"We determined based on extensive analysis of the law and the way that the law had been applied under employment discrimination laws and education discrimination laws that sex discrimination included not just discrimination against women and men, but also discrimination based on sex stereotyping and gender identity," says Samuels, who is now director of the Williams Institute at the UCLA School of Law.

However, that rule had been on hold after a Texas judge, on the last day of 2016,ruled that the Obama administration exceeded its authority by interpreting sex discrimination to include discrimination against transgender people. The Trump Administration signaled that it intended to reverse the rule when it told the judge there was no need to issue a final ruling because it was rewriting the rule.

Samuels says that although HHS has not enforced the rule since the judge's ruling in 2016, people who felt they had been discriminated against on the basis of gender identity could still sue their doctors, for instance, and let the courts decide if they were protected.

Samuels says the new proposed rule is "extraordinarily damaging" to transgender people.

"The Administration has taken the position that there is no federal remedy for gender identity discrimination in employment, in education, in homeless shelters and now has proposed to take that position in the health care context as well," she says.

Research from the Williams Institute found that more than 780,000 transgender people live in states that lack legal protectionsfrom gender identity discrimination in public accommodations, such as health care facilities.
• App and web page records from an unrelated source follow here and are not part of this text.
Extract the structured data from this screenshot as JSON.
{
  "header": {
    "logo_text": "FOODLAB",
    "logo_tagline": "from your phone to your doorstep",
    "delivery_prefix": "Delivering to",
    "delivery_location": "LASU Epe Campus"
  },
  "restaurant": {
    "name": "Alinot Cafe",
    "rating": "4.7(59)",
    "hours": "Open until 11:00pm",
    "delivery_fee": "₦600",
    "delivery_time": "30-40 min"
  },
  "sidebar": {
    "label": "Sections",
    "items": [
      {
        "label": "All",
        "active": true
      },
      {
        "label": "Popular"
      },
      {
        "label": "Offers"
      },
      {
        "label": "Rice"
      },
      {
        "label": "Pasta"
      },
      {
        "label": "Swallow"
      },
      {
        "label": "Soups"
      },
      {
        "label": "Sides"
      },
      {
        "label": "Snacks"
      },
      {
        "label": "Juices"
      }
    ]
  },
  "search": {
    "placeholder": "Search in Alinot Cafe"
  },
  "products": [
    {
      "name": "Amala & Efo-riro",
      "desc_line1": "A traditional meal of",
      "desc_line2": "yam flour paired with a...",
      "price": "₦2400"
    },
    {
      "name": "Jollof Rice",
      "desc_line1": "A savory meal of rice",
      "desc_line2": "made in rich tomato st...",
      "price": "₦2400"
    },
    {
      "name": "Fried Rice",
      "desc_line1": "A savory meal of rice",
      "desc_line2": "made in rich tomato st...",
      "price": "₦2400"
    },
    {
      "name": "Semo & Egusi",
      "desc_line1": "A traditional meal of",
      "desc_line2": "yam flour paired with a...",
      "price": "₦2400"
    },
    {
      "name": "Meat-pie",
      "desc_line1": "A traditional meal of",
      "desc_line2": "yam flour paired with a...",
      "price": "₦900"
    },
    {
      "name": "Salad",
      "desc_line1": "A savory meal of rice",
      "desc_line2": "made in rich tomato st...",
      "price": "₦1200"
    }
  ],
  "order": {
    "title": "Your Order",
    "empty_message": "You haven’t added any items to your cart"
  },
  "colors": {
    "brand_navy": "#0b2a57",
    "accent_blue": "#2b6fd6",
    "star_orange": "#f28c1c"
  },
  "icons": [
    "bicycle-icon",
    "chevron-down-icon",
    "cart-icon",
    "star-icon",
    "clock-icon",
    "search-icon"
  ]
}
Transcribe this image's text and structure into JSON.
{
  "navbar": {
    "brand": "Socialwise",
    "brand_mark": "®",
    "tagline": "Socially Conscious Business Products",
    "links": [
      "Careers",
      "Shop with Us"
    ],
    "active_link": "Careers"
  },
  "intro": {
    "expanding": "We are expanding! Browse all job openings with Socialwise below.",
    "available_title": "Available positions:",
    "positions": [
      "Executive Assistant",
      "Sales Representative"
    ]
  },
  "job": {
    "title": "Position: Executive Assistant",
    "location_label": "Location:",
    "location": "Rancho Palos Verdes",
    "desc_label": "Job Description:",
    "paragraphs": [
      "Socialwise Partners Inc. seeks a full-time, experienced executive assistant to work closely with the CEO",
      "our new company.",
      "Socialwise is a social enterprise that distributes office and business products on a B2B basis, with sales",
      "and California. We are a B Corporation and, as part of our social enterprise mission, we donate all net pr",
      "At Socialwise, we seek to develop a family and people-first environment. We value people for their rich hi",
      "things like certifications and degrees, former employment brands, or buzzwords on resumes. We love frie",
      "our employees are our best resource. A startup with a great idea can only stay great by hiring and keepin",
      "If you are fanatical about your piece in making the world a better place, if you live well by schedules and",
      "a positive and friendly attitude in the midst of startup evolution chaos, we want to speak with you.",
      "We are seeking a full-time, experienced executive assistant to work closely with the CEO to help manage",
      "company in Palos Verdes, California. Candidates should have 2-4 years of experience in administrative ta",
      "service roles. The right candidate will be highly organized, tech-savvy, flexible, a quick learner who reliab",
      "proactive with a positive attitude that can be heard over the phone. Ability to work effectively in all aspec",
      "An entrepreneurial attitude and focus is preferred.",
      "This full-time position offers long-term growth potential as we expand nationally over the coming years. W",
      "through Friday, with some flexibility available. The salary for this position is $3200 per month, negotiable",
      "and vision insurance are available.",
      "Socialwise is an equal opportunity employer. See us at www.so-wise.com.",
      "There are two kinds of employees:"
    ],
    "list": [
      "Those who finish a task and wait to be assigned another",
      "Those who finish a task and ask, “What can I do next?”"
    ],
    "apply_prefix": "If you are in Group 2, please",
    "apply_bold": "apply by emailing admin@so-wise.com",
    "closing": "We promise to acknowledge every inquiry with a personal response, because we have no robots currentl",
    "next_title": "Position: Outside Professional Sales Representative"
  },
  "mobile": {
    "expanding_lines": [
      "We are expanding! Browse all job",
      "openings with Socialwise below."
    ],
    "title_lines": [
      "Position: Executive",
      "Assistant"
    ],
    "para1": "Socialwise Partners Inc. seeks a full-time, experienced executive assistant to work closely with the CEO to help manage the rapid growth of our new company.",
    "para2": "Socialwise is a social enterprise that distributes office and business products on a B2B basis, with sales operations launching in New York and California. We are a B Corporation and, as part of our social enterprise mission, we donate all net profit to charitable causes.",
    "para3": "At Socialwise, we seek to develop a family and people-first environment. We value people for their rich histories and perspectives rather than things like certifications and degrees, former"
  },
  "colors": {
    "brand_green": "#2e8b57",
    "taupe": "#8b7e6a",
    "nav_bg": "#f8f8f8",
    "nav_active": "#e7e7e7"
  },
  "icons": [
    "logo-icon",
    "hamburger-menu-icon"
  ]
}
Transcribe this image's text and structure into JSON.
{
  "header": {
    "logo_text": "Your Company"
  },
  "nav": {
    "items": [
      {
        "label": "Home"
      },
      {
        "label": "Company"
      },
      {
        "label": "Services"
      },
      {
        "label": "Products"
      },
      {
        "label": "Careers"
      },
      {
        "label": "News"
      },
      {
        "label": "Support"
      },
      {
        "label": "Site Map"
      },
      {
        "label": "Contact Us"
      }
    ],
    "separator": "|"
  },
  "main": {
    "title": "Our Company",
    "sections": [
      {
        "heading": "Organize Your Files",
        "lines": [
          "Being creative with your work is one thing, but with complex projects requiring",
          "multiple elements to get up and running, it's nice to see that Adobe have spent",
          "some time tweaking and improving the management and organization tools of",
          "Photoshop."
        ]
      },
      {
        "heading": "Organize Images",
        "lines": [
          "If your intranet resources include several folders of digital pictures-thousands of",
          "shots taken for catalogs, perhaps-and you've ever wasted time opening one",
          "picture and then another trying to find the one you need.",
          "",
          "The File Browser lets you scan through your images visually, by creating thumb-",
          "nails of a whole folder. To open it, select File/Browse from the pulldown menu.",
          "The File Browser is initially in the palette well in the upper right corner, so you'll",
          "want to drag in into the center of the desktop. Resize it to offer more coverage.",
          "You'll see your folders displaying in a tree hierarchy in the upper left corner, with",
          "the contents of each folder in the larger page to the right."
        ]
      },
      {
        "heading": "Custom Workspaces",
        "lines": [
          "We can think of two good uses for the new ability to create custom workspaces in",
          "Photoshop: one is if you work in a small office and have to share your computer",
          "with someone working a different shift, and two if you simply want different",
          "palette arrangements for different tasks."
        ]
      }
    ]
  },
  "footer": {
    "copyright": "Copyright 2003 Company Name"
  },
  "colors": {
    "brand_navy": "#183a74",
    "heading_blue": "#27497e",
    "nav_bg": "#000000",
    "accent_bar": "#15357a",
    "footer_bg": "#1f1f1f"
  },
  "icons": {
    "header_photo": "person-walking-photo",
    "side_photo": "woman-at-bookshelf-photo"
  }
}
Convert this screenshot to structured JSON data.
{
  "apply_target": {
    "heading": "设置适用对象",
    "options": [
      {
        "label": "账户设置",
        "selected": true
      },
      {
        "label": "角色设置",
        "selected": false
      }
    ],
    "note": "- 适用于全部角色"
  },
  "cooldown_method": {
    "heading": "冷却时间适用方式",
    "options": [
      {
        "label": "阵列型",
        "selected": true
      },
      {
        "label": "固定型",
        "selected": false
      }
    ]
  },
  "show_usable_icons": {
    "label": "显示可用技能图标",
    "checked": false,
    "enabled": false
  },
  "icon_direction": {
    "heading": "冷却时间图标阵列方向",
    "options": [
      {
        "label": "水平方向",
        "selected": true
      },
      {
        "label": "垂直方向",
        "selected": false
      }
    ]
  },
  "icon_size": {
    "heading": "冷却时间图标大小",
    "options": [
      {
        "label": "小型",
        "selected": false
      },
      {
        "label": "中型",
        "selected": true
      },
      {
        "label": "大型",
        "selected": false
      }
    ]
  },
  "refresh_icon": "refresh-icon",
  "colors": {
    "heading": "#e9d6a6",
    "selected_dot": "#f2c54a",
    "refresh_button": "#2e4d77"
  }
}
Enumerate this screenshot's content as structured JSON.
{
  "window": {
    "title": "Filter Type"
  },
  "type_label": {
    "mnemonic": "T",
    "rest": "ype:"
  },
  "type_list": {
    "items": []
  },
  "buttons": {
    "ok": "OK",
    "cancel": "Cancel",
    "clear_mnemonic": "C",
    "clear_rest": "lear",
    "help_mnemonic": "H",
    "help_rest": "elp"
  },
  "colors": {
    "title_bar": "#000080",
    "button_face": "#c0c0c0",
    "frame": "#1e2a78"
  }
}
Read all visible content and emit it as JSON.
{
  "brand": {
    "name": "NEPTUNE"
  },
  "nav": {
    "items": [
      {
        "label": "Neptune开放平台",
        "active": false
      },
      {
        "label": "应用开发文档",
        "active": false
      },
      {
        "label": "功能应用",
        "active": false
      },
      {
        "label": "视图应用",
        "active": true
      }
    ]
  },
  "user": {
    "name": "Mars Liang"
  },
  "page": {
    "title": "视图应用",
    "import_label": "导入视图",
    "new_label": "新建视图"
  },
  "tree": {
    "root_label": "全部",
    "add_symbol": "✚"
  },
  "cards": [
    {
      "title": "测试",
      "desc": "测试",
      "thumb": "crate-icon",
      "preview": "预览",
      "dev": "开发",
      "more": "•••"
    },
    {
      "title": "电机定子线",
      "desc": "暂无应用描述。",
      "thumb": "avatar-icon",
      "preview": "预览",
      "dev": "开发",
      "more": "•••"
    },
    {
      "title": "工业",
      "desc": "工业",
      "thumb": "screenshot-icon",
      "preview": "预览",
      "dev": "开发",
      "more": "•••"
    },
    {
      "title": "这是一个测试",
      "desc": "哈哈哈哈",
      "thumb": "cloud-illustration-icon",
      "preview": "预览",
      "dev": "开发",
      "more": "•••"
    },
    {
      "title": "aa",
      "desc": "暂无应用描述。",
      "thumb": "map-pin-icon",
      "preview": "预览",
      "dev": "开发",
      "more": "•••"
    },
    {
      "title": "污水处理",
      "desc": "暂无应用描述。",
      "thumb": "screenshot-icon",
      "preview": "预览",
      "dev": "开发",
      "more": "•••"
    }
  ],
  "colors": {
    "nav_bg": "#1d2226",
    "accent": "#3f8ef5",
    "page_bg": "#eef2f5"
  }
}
Twenty-eight states lack such protections, according to the Williams Institute.

A 2017 NPR poll found that 31% of transgender Americans lack regular access to health care. And 22% said they avoided doctors or health care for fear of being discriminated against. The poll is part of a partnership with the Robert Wood Johnson Foundation and the Harvard T.H. Chan School of Health.

TheHuman Rights Campaign says fear of discrimination causes many LGBTQ people to avoid seeking medical care. The group cites studies that show that 70 percent of transgender patients say they have experienced discrimination in a health care setting.

"Everyone deserves access to medically necessary care and should never be turned away because of who they are," says David Stacy, the group's director of government affairs.

Those who cheered today's news focused on what it means for health care providers who have religious objections to providing procedures connected to gender transition, for instance.

"This proposal is a step in the right direction because it protects the doctor-patient relationship and ensures that no doctor will be forced to provide medical procedures in violation of his medical judgment and at risk of patients," says Luke Goodrich, vice president of the Becket Fund for Religious Liberty.

This week, the Department of Housing and Urban Development also proposed a new rule related to transgender people. It would undo protections for transgender people who go to federally funded homeless shelters. Critics say the change would allow shelter operators to turn transgender individuals away because of their gender identity, or to require transgender men to use women-only shelters and vice versa.

Today's proposed rule from HHS's Office for Civil Rights also proposes to reverse language in the Obama-era rule that included termination of pregnancy in the definition of sex discrimination.

It also would retain language in the 2016 rule that ensured protection for persons with disabilities in health care settings. It includes provisions to provide language access to non-English speakers. In addition, it rolls back regulation requiring the mailing of language access notices. HHS estimates it will save $3.6 billion in the first five years after finalization.

Severino said that his office would continue to vigorously enforce prohibitions of discrimination on the basis of race, color, national origin, disability, age and sex in health care.

Selena Simmons-Duffin contributed to this report.

Copyright 2021 NPR. To see more, visit https://www.npr.org.

Alison Fitzgerald Kodjak is a health policy correspondent on NPR's Science Desk.
Carmel Wroth is a senior health editor for NPR's Science Desk, where she guides digital strategy for the health team and conceives and edits digital-first, enterprise stories and packages.